Have you ever seen someone holding a stringed instrument, seemingly a violin, and used it as a conversation starter with them? “That’s so cool that you play the violin! How long have you been playing?” Only to get the response you most feared “It’s a viola actually”. Don’t worry! Tons of people make the same mistake, and it can even be difficult for musicians to distinguish the viola vs. violin at first glance. There are several differences, including some obvious ones, and others which are more subtle. These can be used as a tool to make more educated guesses on what instrument someone is playing.
The first important difference between the violin and the viola is the tuning. Tuning refers to the notes each open string plays. The violin’s tuning, from lowest to highest, is GDAE. The viola, on the other hand, is tuned CGDA.
An interesting thing to notice, contrary to the difference in tuning, are the similarities between the way the viola vs. violin are tuned. On both instruments, each string is tuned a perfect fifth apart. That means the difference in pitch between each string is five notes. On the viola, the lowest string is tuned one fifth lower than the lowest string on the violin.
When listening to a violin or viola, try to listen for the pitch of the notes, because although there is much overlap in the range of the two instruments, the viola can play lower notes than the violin can, and vice versa for the violin.
The next thing to notice about the differences between the viola and the violin, is the size. This is hard to notice at first glance, but the difference in size becomes more obvious when seeing a viola and violin side to side. When comparing full size instruments, a viola is a few inches longer than a violin.
This becomes slightly more complicated when there are children playing instruments that are smaller than full size. When many kids start playing the violin or viola, they are too small to hold or properly play a standard instrument. For this reason, there are smaller sizes of most instruments for children to start out on. But, this does make it more difficult to distinguish the violin and viola based on size. In this case, it may be necessary to revert to another way of differentiating them.
Role in Ensembles
Both the violin and viola usually play in orchestras, but they have quite distinct roles within the ensemble. The violin usually plays the melody most, if not all the time. The viola is usually in charge of playing a countermelody, or harmony. A countermelody is a kind of melody that is played at the same time as the melody, and is meant to enhance or highlight it. Harmony refers to a kind of accompaniment with long notes or chords, also meant to accent the main melody.
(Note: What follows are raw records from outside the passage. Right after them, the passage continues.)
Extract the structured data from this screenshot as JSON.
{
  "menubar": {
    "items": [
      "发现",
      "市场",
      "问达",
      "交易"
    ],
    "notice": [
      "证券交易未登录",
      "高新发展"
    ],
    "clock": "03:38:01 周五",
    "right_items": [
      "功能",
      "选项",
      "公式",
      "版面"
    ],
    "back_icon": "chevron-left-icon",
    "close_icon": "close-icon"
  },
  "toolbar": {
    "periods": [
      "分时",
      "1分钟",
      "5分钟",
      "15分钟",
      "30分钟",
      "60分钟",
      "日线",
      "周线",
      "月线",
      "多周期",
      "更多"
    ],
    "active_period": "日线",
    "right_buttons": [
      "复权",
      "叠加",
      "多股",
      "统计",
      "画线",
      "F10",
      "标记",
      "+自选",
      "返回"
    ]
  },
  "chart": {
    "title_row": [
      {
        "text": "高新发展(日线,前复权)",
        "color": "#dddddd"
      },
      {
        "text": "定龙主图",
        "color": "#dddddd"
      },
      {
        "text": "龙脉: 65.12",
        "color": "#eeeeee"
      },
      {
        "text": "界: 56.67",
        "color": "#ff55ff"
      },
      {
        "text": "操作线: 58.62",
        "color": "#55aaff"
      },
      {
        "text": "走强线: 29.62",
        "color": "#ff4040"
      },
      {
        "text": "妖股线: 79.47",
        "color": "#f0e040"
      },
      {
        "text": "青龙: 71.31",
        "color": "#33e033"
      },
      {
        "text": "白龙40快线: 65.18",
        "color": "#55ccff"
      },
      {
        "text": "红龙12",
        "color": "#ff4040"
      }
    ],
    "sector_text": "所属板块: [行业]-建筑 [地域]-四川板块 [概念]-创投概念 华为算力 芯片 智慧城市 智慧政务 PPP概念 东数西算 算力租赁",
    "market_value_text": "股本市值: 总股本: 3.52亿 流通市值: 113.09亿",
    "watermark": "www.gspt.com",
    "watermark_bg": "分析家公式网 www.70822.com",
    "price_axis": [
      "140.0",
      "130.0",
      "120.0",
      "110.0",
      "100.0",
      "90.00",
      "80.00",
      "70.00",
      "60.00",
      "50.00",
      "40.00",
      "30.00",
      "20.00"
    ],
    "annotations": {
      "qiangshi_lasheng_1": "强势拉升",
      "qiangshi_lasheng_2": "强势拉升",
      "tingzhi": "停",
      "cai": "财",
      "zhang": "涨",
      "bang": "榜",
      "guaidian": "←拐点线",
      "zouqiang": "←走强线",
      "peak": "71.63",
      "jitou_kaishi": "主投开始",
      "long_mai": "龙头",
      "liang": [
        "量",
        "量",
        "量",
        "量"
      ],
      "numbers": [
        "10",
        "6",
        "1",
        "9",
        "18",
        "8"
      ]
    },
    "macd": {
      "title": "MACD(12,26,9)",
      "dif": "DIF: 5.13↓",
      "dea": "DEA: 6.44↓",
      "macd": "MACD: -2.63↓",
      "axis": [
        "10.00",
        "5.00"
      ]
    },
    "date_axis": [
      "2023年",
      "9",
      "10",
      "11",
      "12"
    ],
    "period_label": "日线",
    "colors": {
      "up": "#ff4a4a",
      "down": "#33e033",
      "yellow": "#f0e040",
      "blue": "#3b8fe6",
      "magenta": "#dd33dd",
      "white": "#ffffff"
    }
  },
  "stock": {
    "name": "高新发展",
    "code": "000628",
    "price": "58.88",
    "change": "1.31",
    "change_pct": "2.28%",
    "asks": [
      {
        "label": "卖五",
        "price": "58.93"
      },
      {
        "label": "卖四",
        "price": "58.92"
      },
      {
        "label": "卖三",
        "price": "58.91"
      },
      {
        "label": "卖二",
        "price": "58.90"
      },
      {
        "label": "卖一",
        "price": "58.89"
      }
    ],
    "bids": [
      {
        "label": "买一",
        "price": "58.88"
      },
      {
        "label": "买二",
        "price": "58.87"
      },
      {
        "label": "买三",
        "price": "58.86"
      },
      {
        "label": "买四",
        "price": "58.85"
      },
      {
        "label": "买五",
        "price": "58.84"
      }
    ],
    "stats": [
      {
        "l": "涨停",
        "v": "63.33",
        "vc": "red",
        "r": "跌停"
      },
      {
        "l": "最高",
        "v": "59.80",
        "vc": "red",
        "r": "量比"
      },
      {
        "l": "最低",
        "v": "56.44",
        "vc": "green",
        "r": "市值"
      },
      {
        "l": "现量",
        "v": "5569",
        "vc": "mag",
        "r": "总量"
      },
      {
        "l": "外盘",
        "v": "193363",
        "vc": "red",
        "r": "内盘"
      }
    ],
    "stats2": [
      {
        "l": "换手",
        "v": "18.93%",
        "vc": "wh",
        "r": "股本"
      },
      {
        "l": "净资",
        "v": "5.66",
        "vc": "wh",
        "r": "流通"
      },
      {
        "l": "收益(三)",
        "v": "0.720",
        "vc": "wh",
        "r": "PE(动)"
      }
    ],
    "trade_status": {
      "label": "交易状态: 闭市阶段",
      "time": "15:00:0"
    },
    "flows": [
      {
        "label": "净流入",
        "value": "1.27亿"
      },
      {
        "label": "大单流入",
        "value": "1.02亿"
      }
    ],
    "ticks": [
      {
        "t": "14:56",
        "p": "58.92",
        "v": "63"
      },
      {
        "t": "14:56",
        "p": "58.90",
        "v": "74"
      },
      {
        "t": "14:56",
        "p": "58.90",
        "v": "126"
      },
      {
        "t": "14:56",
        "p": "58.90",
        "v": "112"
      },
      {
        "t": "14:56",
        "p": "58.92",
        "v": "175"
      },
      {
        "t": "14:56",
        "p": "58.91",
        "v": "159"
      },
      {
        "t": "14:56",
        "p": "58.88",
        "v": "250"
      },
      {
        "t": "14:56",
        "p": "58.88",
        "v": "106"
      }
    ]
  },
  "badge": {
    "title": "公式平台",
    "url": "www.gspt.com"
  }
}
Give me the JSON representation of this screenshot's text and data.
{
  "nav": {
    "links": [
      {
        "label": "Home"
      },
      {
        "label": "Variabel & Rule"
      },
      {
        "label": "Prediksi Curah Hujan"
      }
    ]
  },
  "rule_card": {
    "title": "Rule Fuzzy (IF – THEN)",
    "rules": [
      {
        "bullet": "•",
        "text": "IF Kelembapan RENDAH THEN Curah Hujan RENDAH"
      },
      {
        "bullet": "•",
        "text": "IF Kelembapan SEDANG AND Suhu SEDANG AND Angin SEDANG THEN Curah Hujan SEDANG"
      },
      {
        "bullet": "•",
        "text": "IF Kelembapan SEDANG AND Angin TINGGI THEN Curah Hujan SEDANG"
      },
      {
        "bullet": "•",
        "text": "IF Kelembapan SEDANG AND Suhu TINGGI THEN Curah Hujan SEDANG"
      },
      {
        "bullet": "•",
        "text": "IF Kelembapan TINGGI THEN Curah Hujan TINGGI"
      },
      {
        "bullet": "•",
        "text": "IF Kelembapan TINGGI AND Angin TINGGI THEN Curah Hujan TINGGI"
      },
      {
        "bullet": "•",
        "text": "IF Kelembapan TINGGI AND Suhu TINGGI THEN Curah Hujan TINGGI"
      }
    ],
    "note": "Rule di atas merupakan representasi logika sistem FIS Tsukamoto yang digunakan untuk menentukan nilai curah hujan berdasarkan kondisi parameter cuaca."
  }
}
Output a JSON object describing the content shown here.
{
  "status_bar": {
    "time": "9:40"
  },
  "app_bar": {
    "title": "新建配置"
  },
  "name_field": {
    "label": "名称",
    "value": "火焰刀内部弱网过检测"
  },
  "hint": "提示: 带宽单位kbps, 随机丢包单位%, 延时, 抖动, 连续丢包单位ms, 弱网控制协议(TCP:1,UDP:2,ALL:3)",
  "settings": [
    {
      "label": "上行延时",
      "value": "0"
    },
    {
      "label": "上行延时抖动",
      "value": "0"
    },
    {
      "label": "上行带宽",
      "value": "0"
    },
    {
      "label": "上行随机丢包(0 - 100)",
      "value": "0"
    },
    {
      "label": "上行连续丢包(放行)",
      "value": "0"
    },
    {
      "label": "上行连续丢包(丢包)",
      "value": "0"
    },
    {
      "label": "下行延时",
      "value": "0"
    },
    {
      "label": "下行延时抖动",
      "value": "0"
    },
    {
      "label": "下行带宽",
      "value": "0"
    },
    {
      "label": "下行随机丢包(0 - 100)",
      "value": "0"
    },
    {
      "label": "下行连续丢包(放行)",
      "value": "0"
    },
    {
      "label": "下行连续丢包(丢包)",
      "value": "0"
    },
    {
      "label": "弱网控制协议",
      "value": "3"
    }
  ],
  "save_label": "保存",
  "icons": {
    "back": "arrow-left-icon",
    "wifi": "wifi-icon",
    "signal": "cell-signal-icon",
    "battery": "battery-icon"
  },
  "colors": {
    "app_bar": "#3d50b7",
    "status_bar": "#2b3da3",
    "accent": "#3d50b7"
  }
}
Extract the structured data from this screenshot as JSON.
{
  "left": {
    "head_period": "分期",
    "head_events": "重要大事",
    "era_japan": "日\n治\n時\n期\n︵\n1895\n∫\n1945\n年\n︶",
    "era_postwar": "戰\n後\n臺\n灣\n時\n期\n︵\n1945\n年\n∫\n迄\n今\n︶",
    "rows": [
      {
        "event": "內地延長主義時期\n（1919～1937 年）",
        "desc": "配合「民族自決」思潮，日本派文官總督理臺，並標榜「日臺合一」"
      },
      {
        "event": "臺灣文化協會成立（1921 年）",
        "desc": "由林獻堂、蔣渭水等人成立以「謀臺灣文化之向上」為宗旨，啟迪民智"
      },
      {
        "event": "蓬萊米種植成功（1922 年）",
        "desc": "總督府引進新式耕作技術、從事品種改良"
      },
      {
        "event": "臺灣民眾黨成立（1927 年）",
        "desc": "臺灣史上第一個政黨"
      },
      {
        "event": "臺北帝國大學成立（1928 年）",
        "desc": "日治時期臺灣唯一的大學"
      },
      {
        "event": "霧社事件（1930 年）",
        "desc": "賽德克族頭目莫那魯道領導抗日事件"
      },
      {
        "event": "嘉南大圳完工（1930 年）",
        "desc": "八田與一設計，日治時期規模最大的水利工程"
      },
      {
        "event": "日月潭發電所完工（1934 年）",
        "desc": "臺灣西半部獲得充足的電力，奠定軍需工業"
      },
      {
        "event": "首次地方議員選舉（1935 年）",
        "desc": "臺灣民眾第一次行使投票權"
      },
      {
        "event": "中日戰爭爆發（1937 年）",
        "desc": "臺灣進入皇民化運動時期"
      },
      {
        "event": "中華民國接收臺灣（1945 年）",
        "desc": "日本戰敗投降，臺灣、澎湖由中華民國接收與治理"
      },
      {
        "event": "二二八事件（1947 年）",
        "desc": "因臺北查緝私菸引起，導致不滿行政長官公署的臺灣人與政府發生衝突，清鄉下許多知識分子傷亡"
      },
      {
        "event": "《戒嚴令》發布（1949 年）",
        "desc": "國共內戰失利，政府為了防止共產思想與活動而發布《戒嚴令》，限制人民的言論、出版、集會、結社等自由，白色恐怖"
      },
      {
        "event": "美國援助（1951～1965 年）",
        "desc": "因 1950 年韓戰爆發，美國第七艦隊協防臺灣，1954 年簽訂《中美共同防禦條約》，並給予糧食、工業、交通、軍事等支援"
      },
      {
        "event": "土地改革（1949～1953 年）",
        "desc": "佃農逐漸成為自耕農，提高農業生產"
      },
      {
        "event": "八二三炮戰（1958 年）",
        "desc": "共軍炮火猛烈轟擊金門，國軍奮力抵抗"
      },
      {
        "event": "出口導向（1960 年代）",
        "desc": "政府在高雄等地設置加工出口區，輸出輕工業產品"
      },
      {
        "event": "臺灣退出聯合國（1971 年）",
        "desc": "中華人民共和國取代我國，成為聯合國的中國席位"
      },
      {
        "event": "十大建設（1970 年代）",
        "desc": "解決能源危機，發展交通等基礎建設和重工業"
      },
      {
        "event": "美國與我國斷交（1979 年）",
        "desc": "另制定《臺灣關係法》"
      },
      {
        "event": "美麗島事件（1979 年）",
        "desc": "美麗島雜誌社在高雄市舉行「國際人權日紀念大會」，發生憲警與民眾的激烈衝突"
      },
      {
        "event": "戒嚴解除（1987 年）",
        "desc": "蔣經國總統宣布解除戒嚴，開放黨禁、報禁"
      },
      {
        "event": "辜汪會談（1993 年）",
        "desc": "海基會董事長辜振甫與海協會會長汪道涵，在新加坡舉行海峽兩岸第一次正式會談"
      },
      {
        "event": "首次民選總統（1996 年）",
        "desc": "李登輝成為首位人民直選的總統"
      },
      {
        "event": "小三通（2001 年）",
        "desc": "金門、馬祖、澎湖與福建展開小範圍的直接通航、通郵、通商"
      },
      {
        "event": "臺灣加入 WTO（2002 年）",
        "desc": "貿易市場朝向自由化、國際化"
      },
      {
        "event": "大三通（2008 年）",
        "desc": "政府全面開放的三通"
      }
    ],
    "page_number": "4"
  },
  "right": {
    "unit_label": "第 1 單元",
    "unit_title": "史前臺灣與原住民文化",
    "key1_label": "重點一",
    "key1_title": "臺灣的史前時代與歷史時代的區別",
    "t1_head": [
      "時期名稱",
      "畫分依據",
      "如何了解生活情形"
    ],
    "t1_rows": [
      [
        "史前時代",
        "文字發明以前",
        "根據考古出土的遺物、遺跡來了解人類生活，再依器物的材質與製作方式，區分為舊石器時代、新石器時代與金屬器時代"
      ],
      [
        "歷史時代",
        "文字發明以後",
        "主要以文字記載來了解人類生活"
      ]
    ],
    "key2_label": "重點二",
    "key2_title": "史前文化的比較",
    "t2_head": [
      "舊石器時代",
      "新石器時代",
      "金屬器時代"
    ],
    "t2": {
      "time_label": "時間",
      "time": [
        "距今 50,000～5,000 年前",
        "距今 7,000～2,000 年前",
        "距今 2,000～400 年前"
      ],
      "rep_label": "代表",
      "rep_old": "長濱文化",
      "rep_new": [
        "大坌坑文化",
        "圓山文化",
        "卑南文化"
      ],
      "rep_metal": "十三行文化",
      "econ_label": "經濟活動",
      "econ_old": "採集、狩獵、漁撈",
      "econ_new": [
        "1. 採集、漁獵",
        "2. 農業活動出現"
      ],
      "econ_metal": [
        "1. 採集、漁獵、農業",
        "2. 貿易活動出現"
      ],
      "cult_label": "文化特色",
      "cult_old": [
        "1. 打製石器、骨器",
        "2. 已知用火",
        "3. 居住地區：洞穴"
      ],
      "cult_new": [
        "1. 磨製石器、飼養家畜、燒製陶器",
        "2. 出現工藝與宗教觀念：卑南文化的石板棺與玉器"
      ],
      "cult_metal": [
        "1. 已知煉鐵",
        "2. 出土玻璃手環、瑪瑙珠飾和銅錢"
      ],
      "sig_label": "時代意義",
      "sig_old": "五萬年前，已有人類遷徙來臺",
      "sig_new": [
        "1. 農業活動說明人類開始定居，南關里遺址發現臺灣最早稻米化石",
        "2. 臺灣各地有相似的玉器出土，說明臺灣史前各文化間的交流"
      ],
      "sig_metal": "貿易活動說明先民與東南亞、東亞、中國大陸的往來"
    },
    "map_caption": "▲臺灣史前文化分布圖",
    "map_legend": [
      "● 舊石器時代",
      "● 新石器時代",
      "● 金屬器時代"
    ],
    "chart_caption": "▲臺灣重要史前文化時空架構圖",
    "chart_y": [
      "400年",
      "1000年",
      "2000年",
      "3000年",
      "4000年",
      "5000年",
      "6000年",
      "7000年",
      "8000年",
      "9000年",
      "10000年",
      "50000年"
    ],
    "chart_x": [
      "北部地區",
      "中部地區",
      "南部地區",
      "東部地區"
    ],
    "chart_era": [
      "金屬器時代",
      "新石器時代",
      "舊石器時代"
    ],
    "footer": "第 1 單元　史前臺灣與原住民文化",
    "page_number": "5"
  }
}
In a full size orchestra, there are usually many more violins than violas. To be more exact, a standard orchestra has 30 violinists, which are split between two violin sections, called violin 1 and violin 2. Then, there are only 12 violists. This helps with the balance of having the accompaniment softer than the melody.
Sheet music for violin and viola are written differently from each other. This distinction is most important for those considering playing either instrument. A clef is a way of marking which notes go on each line of the music staff. The most common clefs are called treble and bass clef. The notes on a treble clef staff are read EGBDF from bottom to top, while the bass clef staff is read GBDFA. But there are also many other clefs including alto, tenor, soprano, etc.
The reason different instruments use different clefs is because of the range of the instrument, and how it compares to where the notes fall on the staff. It’s easiest to read notes that fall directly on the music staff or only a few notes above or below it.
Since the violin falls pretty comfortably in the range of the treble clef staff, that’s what it typically uses. But the viola is lower than the violin, so it wouldn’t make sense to write viola parts in treble clef. That’s why sheet music for viola is usually written using alto clef. The cello and bass read bass clef, because their pitch is even lower than the viola.
Why is This Important?
Knowing the differences between the viola vs. violin can be useful in many ways. If you want to be more educated about what you are hearing when you go to the symphony, start by learning to play one of these beautiful instruments, or just be more sensitive to the differences in the instruments when you want to strike up a conversation with a musician. Whatever the reason may be, keeping all these distinctions in mind will surely help you crack the code.